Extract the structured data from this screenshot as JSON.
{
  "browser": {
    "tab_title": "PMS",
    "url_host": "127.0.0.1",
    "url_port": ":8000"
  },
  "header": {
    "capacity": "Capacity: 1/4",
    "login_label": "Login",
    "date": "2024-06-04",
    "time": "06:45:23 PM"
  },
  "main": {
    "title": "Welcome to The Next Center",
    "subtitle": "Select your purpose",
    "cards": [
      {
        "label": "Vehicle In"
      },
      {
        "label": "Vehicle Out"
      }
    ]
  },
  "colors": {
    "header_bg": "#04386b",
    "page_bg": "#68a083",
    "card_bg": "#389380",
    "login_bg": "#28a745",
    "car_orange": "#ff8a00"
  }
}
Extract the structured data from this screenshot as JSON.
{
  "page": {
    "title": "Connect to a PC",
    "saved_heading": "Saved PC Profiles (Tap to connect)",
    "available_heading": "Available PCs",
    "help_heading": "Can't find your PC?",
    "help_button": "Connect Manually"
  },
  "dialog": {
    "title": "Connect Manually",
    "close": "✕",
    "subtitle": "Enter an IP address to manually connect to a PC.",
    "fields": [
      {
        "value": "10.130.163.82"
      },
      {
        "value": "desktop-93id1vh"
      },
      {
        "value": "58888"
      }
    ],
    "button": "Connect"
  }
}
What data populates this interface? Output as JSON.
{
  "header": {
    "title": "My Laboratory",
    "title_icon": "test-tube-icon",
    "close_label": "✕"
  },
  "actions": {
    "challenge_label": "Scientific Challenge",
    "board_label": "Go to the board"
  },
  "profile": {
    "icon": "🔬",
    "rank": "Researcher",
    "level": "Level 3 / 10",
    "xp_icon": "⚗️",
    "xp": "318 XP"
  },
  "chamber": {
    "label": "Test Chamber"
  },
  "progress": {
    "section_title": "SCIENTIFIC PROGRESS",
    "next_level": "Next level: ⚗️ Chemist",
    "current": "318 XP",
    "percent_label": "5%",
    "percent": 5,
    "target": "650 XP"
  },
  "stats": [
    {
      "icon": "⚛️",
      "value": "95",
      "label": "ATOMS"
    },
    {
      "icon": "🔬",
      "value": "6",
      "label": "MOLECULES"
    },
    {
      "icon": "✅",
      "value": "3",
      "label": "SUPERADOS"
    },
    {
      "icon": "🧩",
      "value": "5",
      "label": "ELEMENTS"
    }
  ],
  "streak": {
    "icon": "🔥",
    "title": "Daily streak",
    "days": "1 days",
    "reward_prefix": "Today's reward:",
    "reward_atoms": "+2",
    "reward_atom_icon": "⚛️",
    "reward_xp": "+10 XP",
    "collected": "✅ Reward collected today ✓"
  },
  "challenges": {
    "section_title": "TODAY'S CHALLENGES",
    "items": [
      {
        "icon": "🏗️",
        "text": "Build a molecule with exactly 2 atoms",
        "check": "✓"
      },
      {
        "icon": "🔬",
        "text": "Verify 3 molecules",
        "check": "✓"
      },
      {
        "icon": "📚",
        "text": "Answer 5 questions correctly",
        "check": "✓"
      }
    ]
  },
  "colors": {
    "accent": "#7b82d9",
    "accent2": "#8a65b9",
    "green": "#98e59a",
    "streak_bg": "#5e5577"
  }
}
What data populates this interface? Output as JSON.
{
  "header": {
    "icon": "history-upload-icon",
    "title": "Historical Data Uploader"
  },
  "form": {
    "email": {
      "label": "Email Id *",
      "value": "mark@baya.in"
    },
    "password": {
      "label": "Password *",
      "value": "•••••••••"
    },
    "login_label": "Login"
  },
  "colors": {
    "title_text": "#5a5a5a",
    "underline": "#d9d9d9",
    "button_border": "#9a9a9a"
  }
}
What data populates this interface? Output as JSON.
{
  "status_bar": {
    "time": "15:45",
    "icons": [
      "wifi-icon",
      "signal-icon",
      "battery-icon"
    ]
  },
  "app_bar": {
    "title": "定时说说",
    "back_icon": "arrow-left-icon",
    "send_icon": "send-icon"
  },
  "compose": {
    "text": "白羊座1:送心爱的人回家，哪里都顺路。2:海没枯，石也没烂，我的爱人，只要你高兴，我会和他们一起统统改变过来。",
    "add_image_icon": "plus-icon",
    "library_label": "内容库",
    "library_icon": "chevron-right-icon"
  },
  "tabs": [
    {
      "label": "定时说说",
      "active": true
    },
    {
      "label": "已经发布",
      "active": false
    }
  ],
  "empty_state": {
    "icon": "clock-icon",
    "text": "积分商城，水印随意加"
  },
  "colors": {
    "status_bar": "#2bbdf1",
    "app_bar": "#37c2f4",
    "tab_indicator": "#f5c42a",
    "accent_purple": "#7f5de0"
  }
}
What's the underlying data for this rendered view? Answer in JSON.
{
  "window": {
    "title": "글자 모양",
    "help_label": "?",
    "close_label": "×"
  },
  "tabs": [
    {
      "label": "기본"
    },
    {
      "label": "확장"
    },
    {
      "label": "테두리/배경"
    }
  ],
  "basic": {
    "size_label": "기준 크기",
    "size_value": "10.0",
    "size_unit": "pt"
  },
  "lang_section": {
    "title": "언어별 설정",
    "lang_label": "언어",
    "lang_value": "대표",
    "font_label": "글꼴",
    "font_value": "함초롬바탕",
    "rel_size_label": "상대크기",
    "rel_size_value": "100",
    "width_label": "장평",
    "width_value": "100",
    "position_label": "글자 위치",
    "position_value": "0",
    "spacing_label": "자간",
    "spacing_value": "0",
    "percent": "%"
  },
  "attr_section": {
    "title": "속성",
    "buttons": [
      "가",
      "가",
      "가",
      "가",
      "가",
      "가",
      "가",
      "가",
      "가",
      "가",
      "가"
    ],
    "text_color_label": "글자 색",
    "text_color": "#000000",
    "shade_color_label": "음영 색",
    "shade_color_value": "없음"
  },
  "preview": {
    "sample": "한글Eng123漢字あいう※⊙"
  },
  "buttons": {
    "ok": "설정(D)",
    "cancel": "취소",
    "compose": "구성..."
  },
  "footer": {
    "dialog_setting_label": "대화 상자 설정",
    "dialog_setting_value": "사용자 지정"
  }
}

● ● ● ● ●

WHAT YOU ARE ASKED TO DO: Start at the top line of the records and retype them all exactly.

REPLY:
Extract the structured data from this screenshot as JSON.
{
  "browser": {
    "tab_title": "PMS",
    "url_host": "127.0.0.1",
    "url_port": ":8000"
  },
  "header": {
    "capacity": "Capacity: 1/4",
    "login_label": "Login",
    "date": "2024-06-04",
    "time": "06:45:23 PM"
  },
  "main": {
    "title": "Welcome to The Next Center",
    "subtitle": "Select your purpose",
    "cards": [
      {
        "label": "Vehicle In"
      },
      {
        "label": "Vehicle Out"
      }
    ]
  },
  "colors": {
    "header_bg": "#04386b",
    "page_bg": "#68a083",
    "card_bg": "#389380",
    "login_bg": "#28a745",
    "car_orange": "#ff8a00"
  }
}
Extract the structured data from this screenshot as JSON.
{
  "page": {
    "title": "Connect to a PC",
    "saved_heading": "Saved PC Profiles (Tap to connect)",
    "available_heading": "Available PCs",
    "help_heading": "Can't find your PC?",
    "help_button": "Connect Manually"
  },
  "dialog": {
    "title": "Connect Manually",
    "close": "✕",
    "subtitle": "Enter an IP address to manually connect to a PC.",
    "fields": [
      {
        "value": "10.130.163.82"
      },
      {
        "value": "desktop-93id1vh"
      },
      {
        "value": "58888"
      }
    ],
    "button": "Connect"
  }
}
What data populates this interface? Output as JSON.
{
  "header": {
    "title": "My Laboratory",
    "title_icon": "test-tube-icon",
    "close_label": "✕"
  },
  "actions": {
    "challenge_label": "Scientific Challenge",
    "board_label": "Go to the board"
  },
  "profile": {
    "icon": "🔬",
    "rank": "Researcher",
    "level": "Level 3 / 10",
    "xp_icon": "⚗️",
    "xp": "318 XP"
  },
  "chamber": {
    "label": "Test Chamber"
  },
  "progress": {
    "section_title": "SCIENTIFIC PROGRESS",
    "next_level": "Next level: ⚗️ Chemist",
    "current": "318 XP",
    "percent_label": "5%",
    "percent": 5,
    "target": "650 XP"
  },
  "stats": [
    {
      "icon": "⚛️",
      "value": "95",
      "label": "ATOMS"
    },
    {
      "icon": "🔬",
      "value": "6",
      "label": "MOLECULES"
    },
    {
      "icon": "✅",
      "value": "3",
      "label": "SUPERADOS"
    },
    {
      "icon": "🧩",
      "value": "5",
      "label": "ELEMENTS"
    }
  ],
  "streak": {
    "icon": "🔥",
    "title": "Daily streak",
    "days": "1 days",
    "reward_prefix": "Today's reward:",
    "reward_atoms": "+2",
    "reward_atom_icon": "⚛️",
    "reward_xp": "+10 XP",
    "collected": "✅ Reward collected today ✓"
  },
  "challenges": {
    "section_title": "TODAY'S CHALLENGES",
    "items": [
      {
        "icon": "🏗️",
        "text": "Build a molecule with exactly 2 atoms",
        "check": "✓"
      },
      {
        "icon": "🔬",
        "text": "Verify 3 molecules",
        "check": "✓"
      },
      {
        "icon": "📚",
        "text": "Answer 5 questions correctly",
        "check": "✓"
      }
    ]
  },
  "colors": {
    "accent": "#7b82d9",
    "accent2": "#8a65b9",
    "green": "#98e59a",
    "streak_bg": "#5e5577"
  }
}
What data populates this interface? Output as JSON.
{
  "header": {
    "icon": "history-upload-icon",
    "title": "Historical Data Uploader"
  },
  "form": {
    "email": {
      "label": "Email Id *",
      "value": "mark@baya.in"
    },
    "password": {
      "label": "Password *",
      "value": "•••••••••"
    },
    "login_label": "Login"
  },
  "colors": {
    "title_text": "#5a5a5a",
    "underline": "#d9d9d9",
    "button_border": "#9a9a9a"
  }
}
What data populates this interface? Output as JSON.
{
  "status_bar": {
    "time": "15:45",
    "icons": [
      "wifi-icon",
      "signal-icon",
      "battery-icon"
    ]
  },
  "app_bar": {
    "title": "定时说说",
    "back_icon": "arrow-left-icon",
    "send_icon": "send-icon"
  },
  "compose": {
    "text": "白羊座1:送心爱的人回家，哪里都顺路。2:海没枯，石也没烂，我的爱人，只要你高兴，我会和他们一起统统改变过来。",
    "add_image_icon": "plus-icon",
    "library_label": "内容库",
    "library_icon": "chevron-right-icon"
  },
  "tabs": [
    {
      "label": "定时说说",
      "active": true
    },
    {
      "label": "已经发布",
      "active": false
    }
  ],
  "empty_state": {
    "icon": "clock-icon",
    "text": "积分商城，水印随意加"
  },
  "colors": {
    "status_bar": "#2bbdf1",
    "app_bar": "#37c2f4",
    "tab_indicator": "#f5c42a",
    "accent_purple": "#7f5de0"
  }
}
What's the underlying data for this rendered view? Answer in JSON.
{
  "window": {
    "title": "글자 모양",
    "help_label": "?",
    "close_label": "×"
  },
  "tabs": [
    {
      "label": "기본"
    },
    {
      "label": "확장"
    },
    {
      "label": "테두리/배경"
    }
  ],
  "basic": {
    "size_label": "기준 크기",
    "size_value": "10.0",
    "size_unit": "pt"
  },
  "lang_section": {
    "title": "언어별 설정",
    "lang_label": "언어",
    "lang_value": "대표",
    "font_label": "글꼴",
    "font_value": "함초롬바탕",
    "rel_size_label": "상대크기",
    "rel_size_value": "100",
    "width_label": "장평",
    "width_value": "100",
    "position_label": "글자 위치",
    "position_value": "0",
    "spacing_label": "자간",
    "spacing_value": "0",
    "percent": "%"
  },
  "attr_section": {
    "title": "속성",
    "buttons": [
      "가",
      "가",
      "가",
      "가",
      "가",
      "가",
      "가",
      "가",
      "가",
      "가",
      "가"
    ],
    "text_color_label": "글자 색",
    "text_color": "#000000",
    "shade_color_label": "음영 색",
    "shade_color_value": "없음"
  },
  "preview": {
    "sample": "한글Eng123漢字あいう※⊙"
  },
  "buttons": {
    "ok": "설정(D)",
    "cancel": "취소",
    "compose": "구성..."
  },
  "footer": {
    "dialog_setting_label": "대화 상자 설정",
    "dialog_setting_value": "사용자 지정"
  }
}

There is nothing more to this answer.